--- Data records for software interfaces ---
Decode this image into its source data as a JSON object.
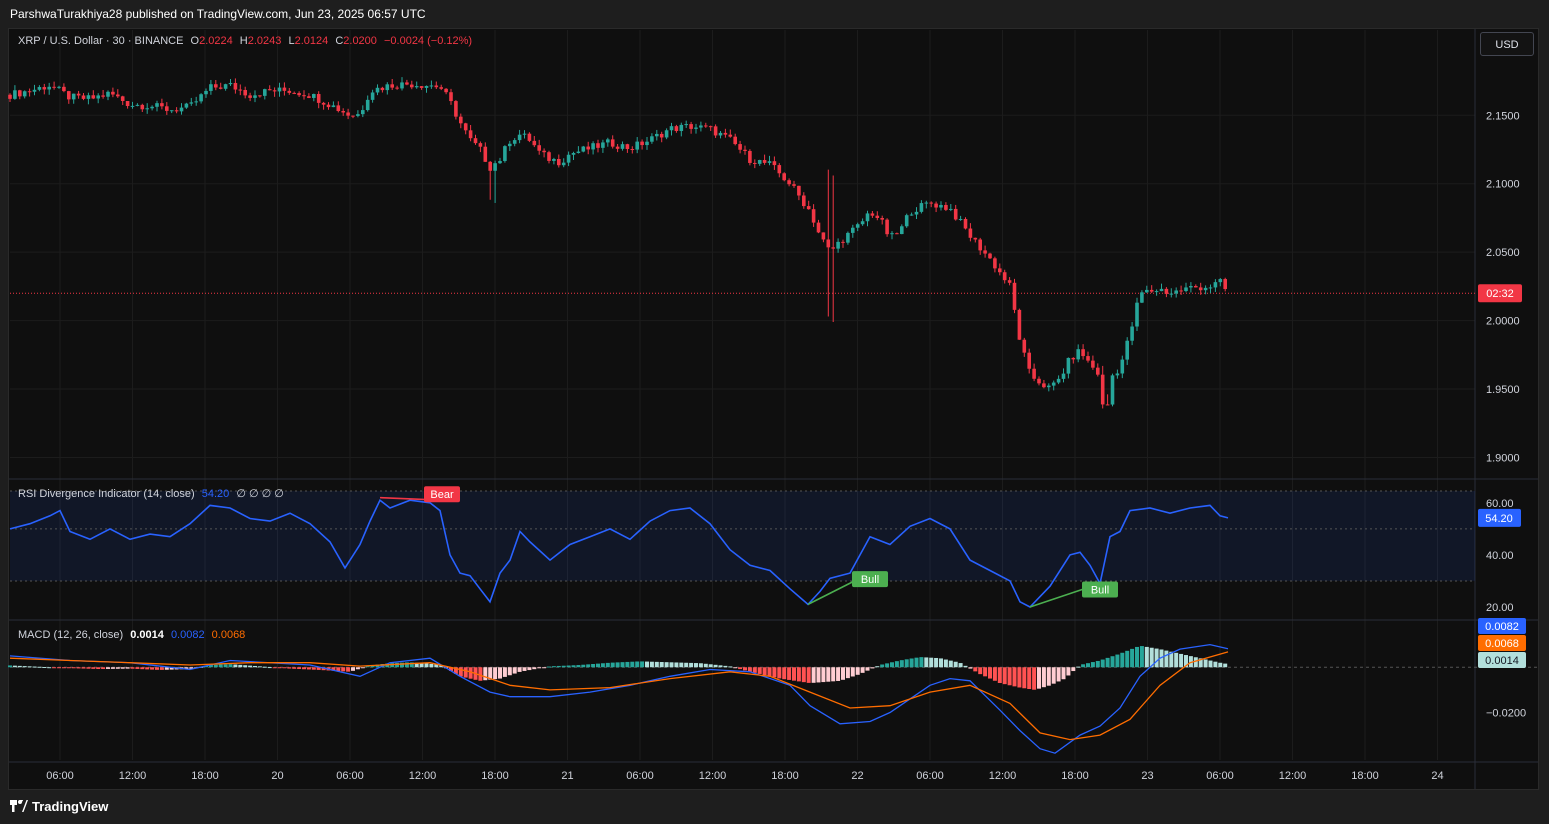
{
  "header": {
    "published": "ParshwaTurakhiya28 published on TradingView.com, Jun 23, 2025 06:57 UTC"
  },
  "symbol_legend": {
    "title": "XRP / U.S. Dollar · 30 · BINANCE",
    "o_label": "O",
    "o_value": "2.0224",
    "h_label": "H",
    "h_value": "2.0243",
    "l_label": "L",
    "l_value": "2.0124",
    "c_label": "C",
    "c_value": "2.0200",
    "change": "−0.0024 (−0.12%)"
  },
  "currency_button": "USD",
  "rsi_legend": {
    "name": "RSI Divergence Indicator (14, close)",
    "value": "54.20",
    "extras": "∅ ∅ ∅ ∅"
  },
  "macd_legend": {
    "name": "MACD (12, 26, close)",
    "hist": "0.0014",
    "macd": "0.0082",
    "signal": "0.0068"
  },
  "footer": {
    "brand": "TradingView"
  },
  "colors": {
    "up": "#26a69a",
    "down": "#f23645",
    "rsi_line": "#2962ff",
    "macd_line": "#2962ff",
    "signal_line": "#ff6d00",
    "bear": "#f23645",
    "bull": "#4caf50",
    "background": "#0f0f0f"
  },
  "chart_data": [
    {
      "type": "candlestick",
      "title": "XRP / U.S. Dollar · 30 · BINANCE",
      "interval": "30",
      "ylim": [
        1.885,
        2.205
      ],
      "y_ticks": [
        "2.1500",
        "2.1000",
        "2.0500",
        "2.0000",
        "1.9500",
        "1.9000"
      ],
      "x_ticks": [
        "06:00",
        "12:00",
        "18:00",
        "20",
        "06:00",
        "12:00",
        "18:00",
        "21",
        "06:00",
        "12:00",
        "18:00",
        "22",
        "06:00",
        "12:00",
        "18:00",
        "23",
        "06:00",
        "12:00",
        "18:00",
        "24"
      ],
      "last_price": 2.02,
      "countdown_label": "02:32",
      "close_path": [
        [
          0,
          2.165
        ],
        [
          20,
          2.168
        ],
        [
          40,
          2.172
        ],
        [
          60,
          2.163
        ],
        [
          80,
          2.162
        ],
        [
          100,
          2.166
        ],
        [
          120,
          2.158
        ],
        [
          140,
          2.157
        ],
        [
          160,
          2.154
        ],
        [
          180,
          2.156
        ],
        [
          200,
          2.17
        ],
        [
          220,
          2.172
        ],
        [
          240,
          2.165
        ],
        [
          260,
          2.168
        ],
        [
          280,
          2.168
        ],
        [
          300,
          2.165
        ],
        [
          320,
          2.158
        ],
        [
          340,
          2.15
        ],
        [
          350,
          2.151
        ],
        [
          360,
          2.168
        ],
        [
          380,
          2.172
        ],
        [
          400,
          2.173
        ],
        [
          420,
          2.172
        ],
        [
          430,
          2.171
        ],
        [
          440,
          2.16
        ],
        [
          450,
          2.145
        ],
        [
          460,
          2.132
        ],
        [
          470,
          2.125
        ],
        [
          480,
          2.112
        ],
        [
          490,
          2.118
        ],
        [
          500,
          2.132
        ],
        [
          510,
          2.136
        ],
        [
          520,
          2.132
        ],
        [
          530,
          2.122
        ],
        [
          540,
          2.118
        ],
        [
          550,
          2.116
        ],
        [
          560,
          2.122
        ],
        [
          580,
          2.126
        ],
        [
          600,
          2.13
        ],
        [
          620,
          2.126
        ],
        [
          640,
          2.132
        ],
        [
          660,
          2.14
        ],
        [
          680,
          2.142
        ],
        [
          700,
          2.14
        ],
        [
          720,
          2.132
        ],
        [
          740,
          2.118
        ],
        [
          760,
          2.114
        ],
        [
          780,
          2.1
        ],
        [
          800,
          2.08
        ],
        [
          810,
          2.062
        ],
        [
          820,
          2.05
        ],
        [
          830,
          2.058
        ],
        [
          850,
          2.07
        ],
        [
          860,
          2.08
        ],
        [
          870,
          2.074
        ],
        [
          880,
          2.06
        ],
        [
          890,
          2.065
        ],
        [
          900,
          2.08
        ],
        [
          920,
          2.086
        ],
        [
          940,
          2.082
        ],
        [
          960,
          2.062
        ],
        [
          980,
          2.045
        ],
        [
          1000,
          2.025
        ],
        [
          1010,
          1.985
        ],
        [
          1020,
          1.96
        ],
        [
          1030,
          1.955
        ],
        [
          1040,
          1.95
        ],
        [
          1050,
          1.958
        ],
        [
          1060,
          1.972
        ],
        [
          1070,
          1.978
        ],
        [
          1080,
          1.968
        ],
        [
          1090,
          1.96
        ],
        [
          1095,
          1.918
        ],
        [
          1100,
          1.958
        ],
        [
          1110,
          1.966
        ],
        [
          1120,
          1.99
        ],
        [
          1130,
          2.02
        ],
        [
          1150,
          2.023
        ],
        [
          1160,
          2.02
        ],
        [
          1180,
          2.024
        ],
        [
          1200,
          2.025
        ],
        [
          1210,
          2.028
        ],
        [
          1218,
          2.02
        ]
      ]
    },
    {
      "type": "line",
      "title": "RSI Divergence Indicator (14, close)",
      "ylim": [
        15,
        68
      ],
      "band": [
        30,
        70
      ],
      "y_ticks": [
        "60.00",
        "40.00",
        "20.00"
      ],
      "value_label": "54.20",
      "series": [
        {
          "values": [
            [
              0,
              50
            ],
            [
              20,
              52
            ],
            [
              40,
              55
            ],
            [
              50,
              57
            ],
            [
              60,
              49
            ],
            [
              80,
              46
            ],
            [
              100,
              50
            ],
            [
              120,
              46
            ],
            [
              140,
              48
            ],
            [
              160,
              47
            ],
            [
              180,
              52
            ],
            [
              200,
              59
            ],
            [
              220,
              58
            ],
            [
              240,
              54
            ],
            [
              260,
              53
            ],
            [
              280,
              56
            ],
            [
              300,
              52
            ],
            [
              320,
              45
            ],
            [
              335,
              35
            ],
            [
              350,
              44
            ],
            [
              360,
              53
            ],
            [
              370,
              61
            ],
            [
              380,
              58
            ],
            [
              400,
              61
            ],
            [
              420,
              60
            ],
            [
              430,
              57
            ],
            [
              440,
              40
            ],
            [
              450,
              33
            ],
            [
              460,
              32
            ],
            [
              470,
              27
            ],
            [
              480,
              22
            ],
            [
              490,
              33
            ],
            [
              500,
              38
            ],
            [
              510,
              49
            ],
            [
              520,
              45
            ],
            [
              540,
              38
            ],
            [
              560,
              44
            ],
            [
              580,
              47
            ],
            [
              600,
              50
            ],
            [
              620,
              46
            ],
            [
              640,
              53
            ],
            [
              660,
              57
            ],
            [
              680,
              58
            ],
            [
              700,
              52
            ],
            [
              720,
              42
            ],
            [
              740,
              36
            ],
            [
              760,
              34
            ],
            [
              780,
              27
            ],
            [
              798,
              21
            ],
            [
              810,
              26
            ],
            [
              820,
              31
            ],
            [
              840,
              33
            ],
            [
              860,
              47
            ],
            [
              880,
              44
            ],
            [
              900,
              51
            ],
            [
              920,
              54
            ],
            [
              940,
              50
            ],
            [
              960,
              38
            ],
            [
              980,
              34
            ],
            [
              1000,
              30
            ],
            [
              1010,
              22
            ],
            [
              1020,
              20
            ],
            [
              1040,
              28
            ],
            [
              1060,
              40
            ],
            [
              1070,
              41
            ],
            [
              1080,
              36
            ],
            [
              1090,
              29
            ],
            [
              1100,
              47
            ],
            [
              1110,
              49
            ],
            [
              1120,
              57
            ],
            [
              1140,
              58
            ],
            [
              1160,
              56
            ],
            [
              1180,
              58
            ],
            [
              1200,
              59
            ],
            [
              1210,
              55
            ],
            [
              1218,
              54.2
            ]
          ]
        }
      ],
      "signals": [
        {
          "label": "Bear",
          "x_from": 370,
          "y_from": 62,
          "x_to": 432,
          "y_to": 61
        },
        {
          "label": "Bull",
          "x_from": 798,
          "y_from": 21,
          "x_to": 860,
          "y_to": 33
        },
        {
          "label": "Bull",
          "x_from": 1020,
          "y_from": 20,
          "x_to": 1090,
          "y_to": 29
        }
      ]
    },
    {
      "type": "bar",
      "title": "MACD (12, 26, close)",
      "ylim": [
        -0.041,
        0.02
      ],
      "y_ticks": [
        "−0.0200"
      ],
      "value_labels": [
        "0.0082",
        "0.0068",
        "0.0014"
      ],
      "series": [
        {
          "values": [
            [
              0,
              0.005
            ],
            [
              60,
              0.003
            ],
            [
              120,
              0.002
            ],
            [
              180,
              -0.001
            ],
            [
              220,
              0.003
            ],
            [
              300,
              0.001
            ],
            [
              350,
              -0.004
            ],
            [
              380,
              0.002
            ],
            [
              420,
              0.004
            ],
            [
              450,
              -0.004
            ],
            [
              480,
              -0.011
            ],
            [
              500,
              -0.013
            ],
            [
              540,
              -0.013
            ],
            [
              580,
              -0.011
            ],
            [
              620,
              -0.008
            ],
            [
              660,
              -0.004
            ],
            [
              700,
              -0.001
            ],
            [
              740,
              -0.002
            ],
            [
              780,
              -0.008
            ],
            [
              800,
              -0.017
            ],
            [
              830,
              -0.025
            ],
            [
              860,
              -0.024
            ],
            [
              880,
              -0.02
            ],
            [
              900,
              -0.014
            ],
            [
              920,
              -0.008
            ],
            [
              940,
              -0.005
            ],
            [
              960,
              -0.006
            ],
            [
              990,
              -0.019
            ],
            [
              1010,
              -0.028
            ],
            [
              1030,
              -0.036
            ],
            [
              1045,
              -0.038
            ],
            [
              1070,
              -0.03
            ],
            [
              1090,
              -0.026
            ],
            [
              1110,
              -0.018
            ],
            [
              1130,
              -0.004
            ],
            [
              1150,
              0.004
            ],
            [
              1170,
              0.008
            ],
            [
              1200,
              0.01
            ],
            [
              1218,
              0.0082
            ]
          ]
        },
        {
          "values": [
            [
              0,
              0.004
            ],
            [
              60,
              0.003
            ],
            [
              120,
              0.002
            ],
            [
              180,
              0.001
            ],
            [
              240,
              0.002
            ],
            [
              300,
              0.002
            ],
            [
              350,
              0.0005
            ],
            [
              420,
              0.002
            ],
            [
              460,
              -0.002
            ],
            [
              500,
              -0.008
            ],
            [
              540,
              -0.01
            ],
            [
              600,
              -0.009
            ],
            [
              660,
              -0.005
            ],
            [
              720,
              -0.002
            ],
            [
              760,
              -0.004
            ],
            [
              800,
              -0.011
            ],
            [
              840,
              -0.018
            ],
            [
              880,
              -0.017
            ],
            [
              920,
              -0.011
            ],
            [
              960,
              -0.008
            ],
            [
              1000,
              -0.016
            ],
            [
              1030,
              -0.029
            ],
            [
              1060,
              -0.032
            ],
            [
              1090,
              -0.03
            ],
            [
              1120,
              -0.023
            ],
            [
              1150,
              -0.008
            ],
            [
              1180,
              0.002
            ],
            [
              1218,
              0.0068
            ]
          ]
        }
      ],
      "histogram": [
        [
          0,
          0.0008
        ],
        [
          30,
          0.0002
        ],
        [
          60,
          -0.0004
        ],
        [
          90,
          -0.0008
        ],
        [
          120,
          -0.0006
        ],
        [
          150,
          -0.0012
        ],
        [
          180,
          -0.0008
        ],
        [
          200,
          0.001
        ],
        [
          220,
          0.0014
        ],
        [
          250,
          0.0004
        ],
        [
          280,
          -0.0006
        ],
        [
          310,
          -0.0012
        ],
        [
          340,
          -0.002
        ],
        [
          360,
          0.0008
        ],
        [
          380,
          0.0018
        ],
        [
          400,
          0.0022
        ],
        [
          430,
          0.0012
        ],
        [
          450,
          -0.004
        ],
        [
          470,
          -0.006
        ],
        [
          490,
          -0.005
        ],
        [
          510,
          -0.002
        ],
        [
          540,
          0.0004
        ],
        [
          570,
          0.001
        ],
        [
          600,
          0.002
        ],
        [
          630,
          0.0026
        ],
        [
          660,
          0.0022
        ],
        [
          690,
          0.0018
        ],
        [
          720,
          0.0004
        ],
        [
          740,
          -0.002
        ],
        [
          770,
          -0.005
        ],
        [
          800,
          -0.007
        ],
        [
          830,
          -0.006
        ],
        [
          850,
          -0.003
        ],
        [
          870,
          0.001
        ],
        [
          890,
          0.003
        ],
        [
          910,
          0.0045
        ],
        [
          930,
          0.004
        ],
        [
          950,
          0.002
        ],
        [
          970,
          -0.003
        ],
        [
          990,
          -0.007
        ],
        [
          1010,
          -0.009
        ],
        [
          1025,
          -0.01
        ],
        [
          1040,
          -0.008
        ],
        [
          1055,
          -0.005
        ],
        [
          1070,
          0.001
        ],
        [
          1090,
          0.003
        ],
        [
          1110,
          0.006
        ],
        [
          1130,
          0.0095
        ],
        [
          1150,
          0.008
        ],
        [
          1170,
          0.006
        ],
        [
          1190,
          0.004
        ],
        [
          1210,
          0.002
        ],
        [
          1218,
          0.0014
        ]
      ]
    }
  ]
}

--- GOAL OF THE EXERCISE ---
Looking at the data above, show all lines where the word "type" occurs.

--- COMPLETED TASK ---
      "type": "candlestick",
      "type": "line",
      "type": "bar",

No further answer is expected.